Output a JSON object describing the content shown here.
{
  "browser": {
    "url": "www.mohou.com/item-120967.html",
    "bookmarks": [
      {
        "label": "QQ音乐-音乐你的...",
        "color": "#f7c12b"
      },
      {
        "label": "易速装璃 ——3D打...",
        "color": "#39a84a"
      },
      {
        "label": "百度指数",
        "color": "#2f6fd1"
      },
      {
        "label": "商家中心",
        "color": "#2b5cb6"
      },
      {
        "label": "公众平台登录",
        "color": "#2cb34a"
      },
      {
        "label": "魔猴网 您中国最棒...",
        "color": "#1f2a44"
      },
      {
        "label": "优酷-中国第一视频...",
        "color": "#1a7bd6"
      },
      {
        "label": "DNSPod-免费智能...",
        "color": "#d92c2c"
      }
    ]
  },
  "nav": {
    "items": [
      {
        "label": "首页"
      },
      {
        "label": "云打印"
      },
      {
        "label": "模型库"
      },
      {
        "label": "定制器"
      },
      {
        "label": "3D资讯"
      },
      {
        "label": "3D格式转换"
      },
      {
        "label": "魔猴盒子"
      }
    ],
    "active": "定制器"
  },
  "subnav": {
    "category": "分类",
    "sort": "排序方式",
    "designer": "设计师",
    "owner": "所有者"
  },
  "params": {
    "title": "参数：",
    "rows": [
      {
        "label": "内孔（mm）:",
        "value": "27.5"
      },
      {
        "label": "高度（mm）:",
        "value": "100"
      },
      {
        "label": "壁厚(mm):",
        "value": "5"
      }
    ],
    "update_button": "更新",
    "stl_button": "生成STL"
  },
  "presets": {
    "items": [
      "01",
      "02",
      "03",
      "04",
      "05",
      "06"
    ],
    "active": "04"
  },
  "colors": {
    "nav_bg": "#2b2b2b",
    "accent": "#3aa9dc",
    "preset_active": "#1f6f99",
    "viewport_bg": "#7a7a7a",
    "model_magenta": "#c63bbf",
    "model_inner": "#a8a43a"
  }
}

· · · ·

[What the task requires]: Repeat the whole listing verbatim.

[Task solution]:
Output a JSON object describing the content shown here.
{
  "browser": {
    "url": "www.mohou.com/item-120967.html",
    "bookmarks": [
      {
        "label": "QQ音乐-音乐你的...",
        "color": "#f7c12b"
      },
      {
        "label": "易速装璃 ——3D打...",
        "color": "#39a84a"
      },
      {
        "label": "百度指数",
        "color": "#2f6fd1"
      },
      {
        "label": "商家中心",
        "color": "#2b5cb6"
      },
      {
        "label": "公众平台登录",
        "color": "#2cb34a"
      },
      {
        "label": "魔猴网 您中国最棒...",
        "color": "#1f2a44"
      },
      {
        "label": "优酷-中国第一视频...",
        "color": "#1a7bd6"
      },
      {
        "label": "DNSPod-免费智能...",
        "color": "#d92c2c"
      }
    ]
  },
  "nav": {
    "items": [
      {
        "label": "首页"
      },
      {
        "label": "云打印"
      },
      {
        "label": "模型库"
      },
      {
        "label": "定制器"
      },
      {
        "label": "3D资讯"
      },
      {
        "label": "3D格式转换"
      },
      {
        "label": "魔猴盒子"
      }
    ],
    "active": "定制器"
  },
  "subnav": {
    "category": "分类",
    "sort": "排序方式",
    "designer": "设计师",
    "owner": "所有者"
  },
  "params": {
    "title": "参数：",
    "rows": [
      {
        "label": "内孔（mm）:",
        "value": "27.5"
      },
      {
        "label": "高度（mm）:",
        "value": "100"
      },
      {
        "label": "壁厚(mm):",
        "value": "5"
      }
    ],
    "update_button": "更新",
    "stl_button": "生成STL"
  },
  "presets": {
    "items": [
      "01",
      "02",
      "03",
      "04",
      "05",
      "06"
    ],
    "active": "04"
  },
  "colors": {
    "nav_bg": "#2b2b2b",
    "accent": "#3aa9dc",
    "preset_active": "#1f6f99",
    "viewport_bg": "#7a7a7a",
    "model_magenta": "#c63bbf",
    "model_inner": "#a8a43a"
  }
}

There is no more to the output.